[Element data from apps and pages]
====

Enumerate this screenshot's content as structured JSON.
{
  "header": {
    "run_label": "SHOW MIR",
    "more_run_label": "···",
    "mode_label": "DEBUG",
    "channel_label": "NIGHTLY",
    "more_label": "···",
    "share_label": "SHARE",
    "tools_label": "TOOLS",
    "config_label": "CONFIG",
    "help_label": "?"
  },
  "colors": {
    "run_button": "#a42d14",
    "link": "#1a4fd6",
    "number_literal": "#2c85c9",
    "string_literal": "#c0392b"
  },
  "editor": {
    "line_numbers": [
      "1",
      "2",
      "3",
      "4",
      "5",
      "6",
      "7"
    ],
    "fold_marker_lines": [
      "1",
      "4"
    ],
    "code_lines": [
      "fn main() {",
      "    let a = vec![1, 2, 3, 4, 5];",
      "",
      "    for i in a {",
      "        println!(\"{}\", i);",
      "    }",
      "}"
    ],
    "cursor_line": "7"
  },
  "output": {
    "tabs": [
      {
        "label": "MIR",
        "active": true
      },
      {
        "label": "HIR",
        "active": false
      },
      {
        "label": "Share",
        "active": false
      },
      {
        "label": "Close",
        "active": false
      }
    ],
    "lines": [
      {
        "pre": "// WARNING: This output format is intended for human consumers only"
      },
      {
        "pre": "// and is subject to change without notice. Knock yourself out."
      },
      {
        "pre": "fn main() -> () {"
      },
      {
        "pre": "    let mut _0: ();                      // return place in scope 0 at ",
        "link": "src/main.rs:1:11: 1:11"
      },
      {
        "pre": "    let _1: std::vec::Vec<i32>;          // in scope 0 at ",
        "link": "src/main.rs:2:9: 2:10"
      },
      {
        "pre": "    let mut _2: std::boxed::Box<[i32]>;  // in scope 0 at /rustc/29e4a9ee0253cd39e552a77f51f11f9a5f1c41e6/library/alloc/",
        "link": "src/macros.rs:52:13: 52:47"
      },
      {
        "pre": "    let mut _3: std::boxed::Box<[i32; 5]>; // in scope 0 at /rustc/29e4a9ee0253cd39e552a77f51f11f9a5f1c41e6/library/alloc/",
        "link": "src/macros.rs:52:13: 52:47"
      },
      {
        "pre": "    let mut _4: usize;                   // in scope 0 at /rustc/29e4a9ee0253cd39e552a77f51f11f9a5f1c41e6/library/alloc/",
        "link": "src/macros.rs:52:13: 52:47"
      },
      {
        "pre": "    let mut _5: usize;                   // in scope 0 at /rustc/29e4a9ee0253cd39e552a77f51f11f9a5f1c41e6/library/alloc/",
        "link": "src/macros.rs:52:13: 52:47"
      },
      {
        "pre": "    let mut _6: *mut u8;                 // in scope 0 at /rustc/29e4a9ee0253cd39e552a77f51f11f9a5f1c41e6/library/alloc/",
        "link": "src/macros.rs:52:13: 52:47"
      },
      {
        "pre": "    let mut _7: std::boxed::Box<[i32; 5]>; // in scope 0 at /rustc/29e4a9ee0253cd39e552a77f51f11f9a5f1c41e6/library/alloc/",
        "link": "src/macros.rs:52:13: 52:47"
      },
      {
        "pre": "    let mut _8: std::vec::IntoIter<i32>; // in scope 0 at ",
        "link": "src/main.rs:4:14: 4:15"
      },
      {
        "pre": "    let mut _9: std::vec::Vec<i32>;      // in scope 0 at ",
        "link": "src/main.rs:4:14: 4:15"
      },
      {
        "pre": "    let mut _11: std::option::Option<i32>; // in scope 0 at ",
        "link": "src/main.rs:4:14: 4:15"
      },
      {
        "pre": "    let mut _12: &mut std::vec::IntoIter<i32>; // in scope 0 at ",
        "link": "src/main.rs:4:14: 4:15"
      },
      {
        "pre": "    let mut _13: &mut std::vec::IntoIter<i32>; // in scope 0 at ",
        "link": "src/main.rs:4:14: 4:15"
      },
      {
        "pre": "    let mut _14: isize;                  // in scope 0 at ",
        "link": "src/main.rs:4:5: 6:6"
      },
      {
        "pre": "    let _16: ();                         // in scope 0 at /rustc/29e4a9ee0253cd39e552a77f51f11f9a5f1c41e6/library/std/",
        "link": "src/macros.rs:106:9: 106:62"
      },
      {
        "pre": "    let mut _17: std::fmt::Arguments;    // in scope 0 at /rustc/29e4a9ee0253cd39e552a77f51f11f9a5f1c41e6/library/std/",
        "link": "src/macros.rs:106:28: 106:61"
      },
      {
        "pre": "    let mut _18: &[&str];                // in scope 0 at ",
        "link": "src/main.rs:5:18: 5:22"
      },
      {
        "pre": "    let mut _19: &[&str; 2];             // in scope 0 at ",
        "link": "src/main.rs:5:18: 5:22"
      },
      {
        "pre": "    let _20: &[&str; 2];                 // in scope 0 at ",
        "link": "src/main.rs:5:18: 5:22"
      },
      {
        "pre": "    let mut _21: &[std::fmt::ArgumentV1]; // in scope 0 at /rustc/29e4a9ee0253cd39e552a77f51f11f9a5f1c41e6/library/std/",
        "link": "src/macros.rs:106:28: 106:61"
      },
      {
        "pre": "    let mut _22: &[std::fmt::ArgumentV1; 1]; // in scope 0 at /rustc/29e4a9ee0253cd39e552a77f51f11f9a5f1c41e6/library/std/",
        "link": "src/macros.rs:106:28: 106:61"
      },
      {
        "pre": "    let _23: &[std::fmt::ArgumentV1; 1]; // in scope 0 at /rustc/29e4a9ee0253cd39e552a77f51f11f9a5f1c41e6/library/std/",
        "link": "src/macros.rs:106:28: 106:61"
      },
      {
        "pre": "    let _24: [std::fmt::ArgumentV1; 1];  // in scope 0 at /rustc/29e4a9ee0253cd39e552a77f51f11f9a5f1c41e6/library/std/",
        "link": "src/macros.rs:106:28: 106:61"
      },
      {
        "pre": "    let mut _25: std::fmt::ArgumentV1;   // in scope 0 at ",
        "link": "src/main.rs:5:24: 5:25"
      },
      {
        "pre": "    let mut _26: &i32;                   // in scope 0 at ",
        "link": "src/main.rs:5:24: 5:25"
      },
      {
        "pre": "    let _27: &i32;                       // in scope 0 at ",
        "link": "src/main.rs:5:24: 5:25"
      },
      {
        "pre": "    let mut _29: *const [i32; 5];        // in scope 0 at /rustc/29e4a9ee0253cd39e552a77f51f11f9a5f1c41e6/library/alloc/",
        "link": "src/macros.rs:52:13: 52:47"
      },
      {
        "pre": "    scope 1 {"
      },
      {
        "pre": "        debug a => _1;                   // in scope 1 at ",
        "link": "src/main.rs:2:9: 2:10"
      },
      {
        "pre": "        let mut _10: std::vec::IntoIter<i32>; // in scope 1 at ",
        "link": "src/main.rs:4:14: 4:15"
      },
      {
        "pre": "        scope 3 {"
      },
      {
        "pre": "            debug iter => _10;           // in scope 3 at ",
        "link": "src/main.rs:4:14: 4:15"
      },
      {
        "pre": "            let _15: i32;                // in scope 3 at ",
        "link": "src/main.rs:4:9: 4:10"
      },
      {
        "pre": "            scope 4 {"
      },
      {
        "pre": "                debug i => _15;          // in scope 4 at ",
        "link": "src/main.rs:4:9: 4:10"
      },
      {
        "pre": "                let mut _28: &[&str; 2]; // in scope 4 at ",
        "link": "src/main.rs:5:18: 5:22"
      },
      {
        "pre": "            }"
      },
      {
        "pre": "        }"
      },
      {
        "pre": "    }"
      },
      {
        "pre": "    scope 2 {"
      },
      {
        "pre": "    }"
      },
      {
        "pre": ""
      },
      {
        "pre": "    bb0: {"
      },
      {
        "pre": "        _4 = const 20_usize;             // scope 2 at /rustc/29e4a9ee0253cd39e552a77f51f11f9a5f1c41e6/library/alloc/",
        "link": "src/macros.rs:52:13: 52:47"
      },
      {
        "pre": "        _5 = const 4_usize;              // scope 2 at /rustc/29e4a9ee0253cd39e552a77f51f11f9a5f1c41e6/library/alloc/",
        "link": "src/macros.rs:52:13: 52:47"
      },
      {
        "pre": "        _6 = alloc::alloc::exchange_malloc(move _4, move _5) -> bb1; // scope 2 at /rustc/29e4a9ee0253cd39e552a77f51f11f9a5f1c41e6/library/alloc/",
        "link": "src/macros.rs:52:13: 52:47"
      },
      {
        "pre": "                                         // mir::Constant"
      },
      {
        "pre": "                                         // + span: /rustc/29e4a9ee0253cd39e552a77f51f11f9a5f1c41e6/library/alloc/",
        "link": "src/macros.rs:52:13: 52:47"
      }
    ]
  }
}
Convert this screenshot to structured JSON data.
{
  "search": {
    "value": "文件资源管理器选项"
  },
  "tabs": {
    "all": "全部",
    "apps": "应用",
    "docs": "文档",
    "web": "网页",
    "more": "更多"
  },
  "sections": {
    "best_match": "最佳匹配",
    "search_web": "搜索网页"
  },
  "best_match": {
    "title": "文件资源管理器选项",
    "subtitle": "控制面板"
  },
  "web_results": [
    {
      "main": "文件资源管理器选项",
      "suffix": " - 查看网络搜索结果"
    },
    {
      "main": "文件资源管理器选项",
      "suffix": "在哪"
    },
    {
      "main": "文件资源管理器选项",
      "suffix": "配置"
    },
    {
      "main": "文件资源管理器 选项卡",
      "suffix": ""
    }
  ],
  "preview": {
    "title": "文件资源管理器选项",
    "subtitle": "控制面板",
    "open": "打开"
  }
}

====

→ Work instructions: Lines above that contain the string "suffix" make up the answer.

→ Result of this exercise:
      "suffix": " - 查看网络搜索结果"
      "suffix": "在哪"
      "suffix": "配置"
      "suffix": ""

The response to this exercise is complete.